Anker Astro 6700mAH Charger4.8Dependable, 2 or 3 full charges
Umbrella8sun and precipitation protection
Sea to Summit Bug Net0.5Works
Unshoe4.5Minimalist design
Weight SummaryBASEWEIGHT (oz)185.8
w/o food & waterBASEWEIGHT (lbs)11.6
Items WornMarmot ShirtGotta love plaid
Sage Convertible Pantsfit great, offered in lengths
Dirty Girl Gaitersgreat dirt and sand protection
Columbia Sun Gloveseasy to get on and off, don't show dirt
La Sportiva Bushido Shoesbuy at least a size up, love them!
Insoles - Custom
Injinji Midweight Crew Toesocksno toe blisters and wear a very long time
Buff Scarfsun scarf, headband, beanie
Trucker Hat
Sports Bra
Vibrating Alarm WatchNo more stress not hearing an alarm
Patagonia Active Hipsterfavorite for years
Smith Sunglasses
Fizan Polescompact, strong, lightweight
Extra Gear/SnowSnowline Lite MIcrospikes9Recommend highly
Petzl Summit Ice Axe13Grip when you need it
Dexshell Waterproof Socks3.5
Extra Gear/BearBearvault solo32
Ursack S29 9bear protection for non-regulated areas

 

Photos/Video

View all John Muir Trail photos on Flickr

John Muir Trail 2012 video created using videos taken on my iPhone and the phone app iMovie

 

Trail Journal

If you have followed me for long, you know that while hiking long trails I write a daily trail journal on my iPhone using WordPress app.  I post directly from the trail when I have cell service.
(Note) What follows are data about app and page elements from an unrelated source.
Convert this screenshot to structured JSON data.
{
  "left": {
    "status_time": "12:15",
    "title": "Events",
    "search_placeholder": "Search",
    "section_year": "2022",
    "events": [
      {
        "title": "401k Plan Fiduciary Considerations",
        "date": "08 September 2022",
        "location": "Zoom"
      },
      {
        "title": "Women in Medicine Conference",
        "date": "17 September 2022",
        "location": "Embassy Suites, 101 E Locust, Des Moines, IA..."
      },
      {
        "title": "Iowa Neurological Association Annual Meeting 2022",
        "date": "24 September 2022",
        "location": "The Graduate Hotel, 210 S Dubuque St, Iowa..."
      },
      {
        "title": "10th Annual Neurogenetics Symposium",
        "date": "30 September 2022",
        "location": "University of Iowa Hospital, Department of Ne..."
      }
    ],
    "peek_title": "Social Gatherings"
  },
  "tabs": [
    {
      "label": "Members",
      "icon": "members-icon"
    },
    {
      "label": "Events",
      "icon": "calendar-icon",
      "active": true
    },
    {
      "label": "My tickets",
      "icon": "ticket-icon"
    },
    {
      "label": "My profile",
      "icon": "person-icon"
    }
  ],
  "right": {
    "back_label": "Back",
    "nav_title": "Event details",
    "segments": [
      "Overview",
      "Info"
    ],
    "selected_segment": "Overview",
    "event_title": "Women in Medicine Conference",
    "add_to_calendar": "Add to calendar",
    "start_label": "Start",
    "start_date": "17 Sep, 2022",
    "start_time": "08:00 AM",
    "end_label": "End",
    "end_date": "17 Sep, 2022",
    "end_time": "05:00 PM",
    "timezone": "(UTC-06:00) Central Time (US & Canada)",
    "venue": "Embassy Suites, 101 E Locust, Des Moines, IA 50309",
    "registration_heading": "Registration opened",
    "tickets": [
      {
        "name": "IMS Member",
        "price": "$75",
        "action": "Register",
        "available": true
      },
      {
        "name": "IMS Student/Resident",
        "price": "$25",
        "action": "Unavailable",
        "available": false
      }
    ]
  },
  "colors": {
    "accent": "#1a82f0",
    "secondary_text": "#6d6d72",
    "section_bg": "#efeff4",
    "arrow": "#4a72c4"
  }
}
For the most part, the High Sierra does not have service. With AT&T I received service at the Mount Whitney windows facing Lone Pine, all of Bear Ridge and surrounding area of Edison Lake, Red’s Meadow and surrounding Mammoth area, at the top of Half Dome and in Yosemite Valley. I posted the following entries from those areas.

Click to view my JMT daily trail journal